(Excerpts from an interface dataset)
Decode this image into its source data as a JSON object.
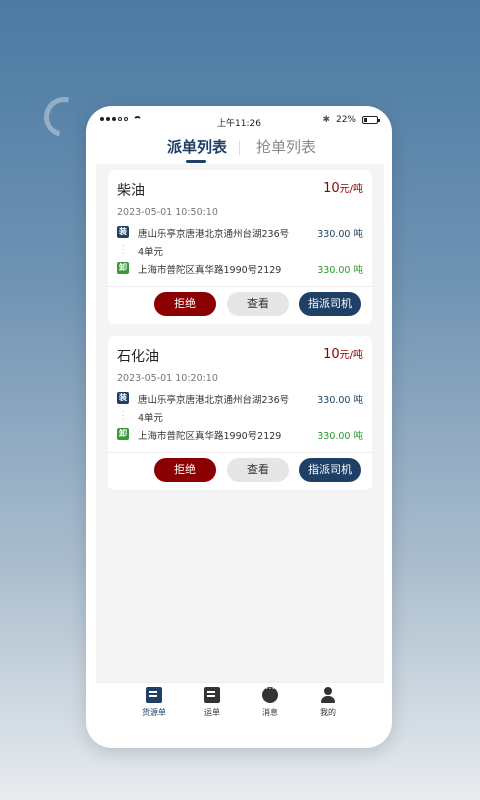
{
  "status_bar": {
    "time": "上午11:26",
    "battery": "22%",
    "battery_level": 0.22
  },
  "tabs": [
    {
      "label": "派单列表",
      "active": true
    },
    {
      "label": "抢单列表",
      "active": false
    }
  ],
  "cards": [
    {
      "title": "柴油",
      "price": "10",
      "price_unit": "元/吨",
      "time": "2023-05-01 10:50:10",
      "load_tag": "装",
      "load_address": "唐山乐亭京唐港北京通州台湖236号",
      "load_weight": "330.00 吨",
      "units": "4单元",
      "unload_tag": "卸",
      "unload_address": "上海市普陀区真华路1990号2129",
      "unload_weight": "330.00 吨",
      "buttons": {
        "reject": "拒绝",
        "view": "查看",
        "assign": "指派司机"
      }
    },
    {
      "title": "石化油",
      "price": "10",
      "price_unit": "元/吨",
      "time": "2023-05-01 10:20:10",
      "load_tag": "装",
      "load_address": "唐山乐亭京唐港北京通州台湖236号",
      "load_weight": "330.00 吨",
      "units": "4单元",
      "unload_tag": "卸",
      "unload_address": "上海市普陀区真华路1990号2129",
      "unload_weight": "330.00 吨",
      "buttons": {
        "reject": "拒绝",
        "view": "查看",
        "assign": "指派司机"
      }
    }
  ],
  "bottom_nav": [
    {
      "label": "货源单",
      "icon": "cargo-doc-icon",
      "active": true
    },
    {
      "label": "运单",
      "icon": "waybill-icon",
      "active": false
    },
    {
      "label": "消息",
      "icon": "chat-icon",
      "active": false
    },
    {
      "label": "我的",
      "icon": "user-icon",
      "active": false
    }
  ],
  "colors": {
    "primary": "#1e3f66",
    "danger": "#8b0000",
    "success": "#2a9a2a"
  }
}
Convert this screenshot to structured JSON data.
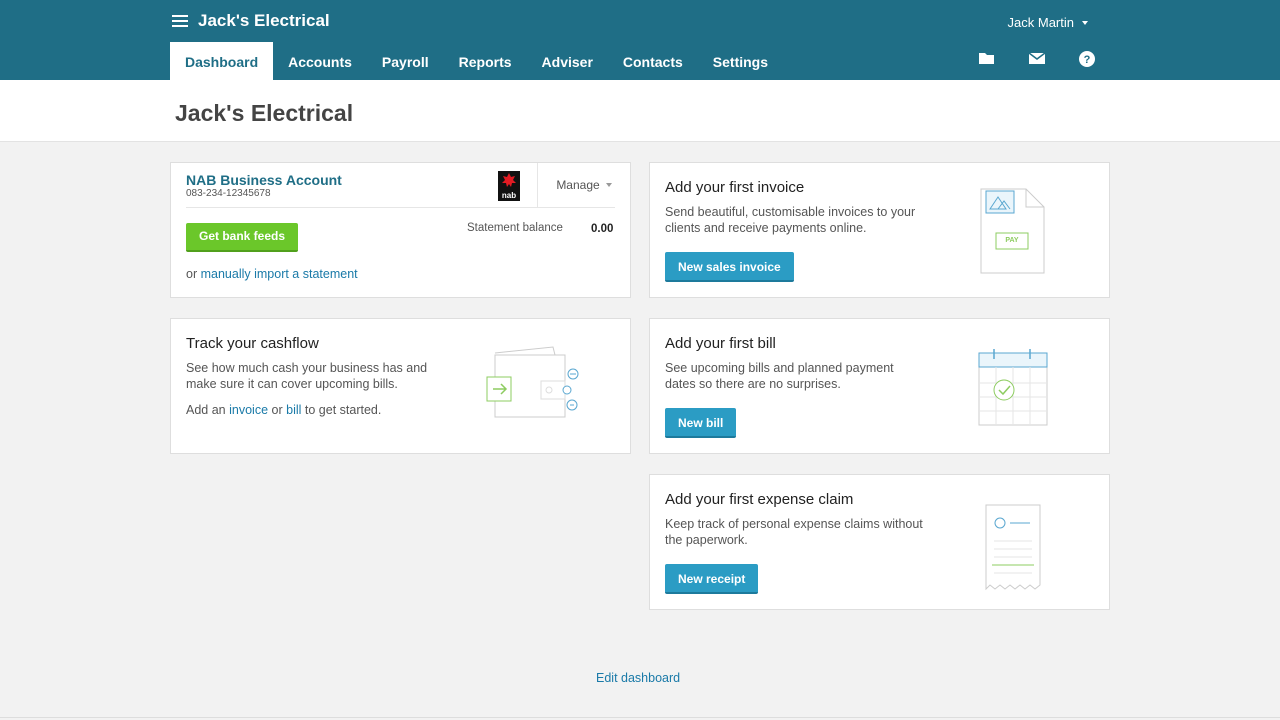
{
  "header": {
    "org_name": "Jack's Electrical",
    "user_name": "Jack Martin",
    "nav": [
      "Dashboard",
      "Accounts",
      "Payroll",
      "Reports",
      "Adviser",
      "Contacts",
      "Settings"
    ],
    "tool_icons": [
      "folder-icon",
      "mail-icon",
      "help-icon"
    ]
  },
  "page": {
    "title": "Jack's Electrical"
  },
  "bank_card": {
    "account_name": "NAB Business Account",
    "account_number": "083-234-12345678",
    "logo_text": "nab",
    "manage_label": "Manage",
    "feeds_button": "Get bank feeds",
    "statement_label": "Statement balance",
    "statement_value": "0.00",
    "import_prefix": "or",
    "import_link": "manually import a statement"
  },
  "cashflow_card": {
    "title": "Track your cashflow",
    "description": "See how much cash your business has and make sure it can cover upcoming bills.",
    "action_prefix": "Add an",
    "invoice_link": "invoice",
    "or_text": "or",
    "bill_link": "bill",
    "action_suffix": "to get started."
  },
  "invoice_card": {
    "title": "Add your first invoice",
    "description": "Send beautiful, customisable invoices to your clients and receive payments online.",
    "button": "New sales invoice",
    "illustration_text": "PAY"
  },
  "bill_card": {
    "title": "Add your first bill",
    "description": "See upcoming bills and planned payment dates so there are no surprises.",
    "button": "New bill"
  },
  "expense_card": {
    "title": "Add your first expense claim",
    "description": "Keep track of personal expense claims without the paperwork.",
    "button": "New receipt"
  },
  "footer": {
    "edit_dashboard": "Edit dashboard"
  },
  "colors": {
    "header": "#1f6e86",
    "accent_blue": "#2b9cc4",
    "accent_green": "#6bc72a",
    "link": "#1a7aa8"
  }
}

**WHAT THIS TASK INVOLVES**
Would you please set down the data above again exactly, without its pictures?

**ANSWER TO THE EXERCISE**
Decode this image into its source data as a JSON object.
{
  "status_bar": {
    "time": "上午11:26",
    "battery": "22%",
    "battery_level": 0.22
  },
  "tabs": [
    {
      "label": "派单列表",
      "active": true
    },
    {
      "label": "抢单列表",
      "active": false
    }
  ],
  "cards": [
    {
      "title": "柴油",
      "price": "10",
      "price_unit": "元/吨",
      "time": "2023-05-01 10:50:10",
      "load_tag": "装",
      "load_address": "唐山乐亭京唐港北京通州台湖236号",
      "load_weight": "330.00 吨",
      "units": "4单元",
      "unload_tag": "卸",
      "unload_address": "上海市普陀区真华路1990号2129",
      "unload_weight": "330.00 吨",
      "buttons": {
        "reject": "拒绝",
        "view": "查看",
        "assign": "指派司机"
      }
    },
    {
      "title": "石化油",
      "price": "10",
      "price_unit": "元/吨",
      "time": "2023-05-01 10:20:10",
      "load_tag": "装",
      "load_address": "唐山乐亭京唐港北京通州台湖236号",
      "load_weight": "330.00 吨",
      "units": "4单元",
      "unload_tag": "卸",
      "unload_address": "上海市普陀区真华路1990号2129",
      "unload_weight": "330.00 吨",
      "buttons": {
        "reject": "拒绝",
        "view": "查看",
        "assign": "指派司机"
      }
    }
  ],
  "bottom_nav": [
    {
      "label": "货源单",
      "icon": "cargo-doc-icon",
      "active": true
    },
    {
      "label": "运单",
      "icon": "waybill-icon",
      "active": false
    },
    {
      "label": "消息",
      "icon": "chat-icon",
      "active": false
    },
    {
      "label": "我的",
      "icon": "user-icon",
      "active": false
    }
  ],
  "colors": {
    "primary": "#1e3f66",
    "danger": "#8b0000",
    "success": "#2a9a2a"
  }
}
Convert this screenshot to structured JSON data.
{
  "header": {
    "org_name": "Jack's Electrical",
    "user_name": "Jack Martin",
    "nav": [
      "Dashboard",
      "Accounts",
      "Payroll",
      "Reports",
      "Adviser",
      "Contacts",
      "Settings"
    ],
    "tool_icons": [
      "folder-icon",
      "mail-icon",
      "help-icon"
    ]
  },
  "page": {
    "title": "Jack's Electrical"
  },
  "bank_card": {
    "account_name": "NAB Business Account",
    "account_number": "083-234-12345678",
    "logo_text": "nab",
    "manage_label": "Manage",
    "feeds_button": "Get bank feeds",
    "statement_label": "Statement balance",
    "statement_value": "0.00",
    "import_prefix": "or",
    "import_link": "manually import a statement"
  },
  "cashflow_card": {
    "title": "Track your cashflow",
    "description": "See how much cash your business has and make sure it can cover upcoming bills.",
    "action_prefix": "Add an",
    "invoice_link": "invoice",
    "or_text": "or",
    "bill_link": "bill",
    "action_suffix": "to get started."
  },
  "invoice_card": {
    "title": "Add your first invoice",
    "description": "Send beautiful, customisable invoices to your clients and receive payments online.",
    "button": "New sales invoice",
    "illustration_text": "PAY"
  },
  "bill_card": {
    "title": "Add your first bill",
    "description": "See upcoming bills and planned payment dates so there are no surprises.",
    "button": "New bill"
  },
  "expense_card": {
    "title": "Add your first expense claim",
    "description": "Keep track of personal expense claims without the paperwork.",
    "button": "New receipt"
  },
  "footer": {
    "edit_dashboard": "Edit dashboard"
  },
  "colors": {
    "header": "#1f6e86",
    "accent_blue": "#2b9cc4",
    "accent_green": "#6bc72a",
    "link": "#1a7aa8"
  }
}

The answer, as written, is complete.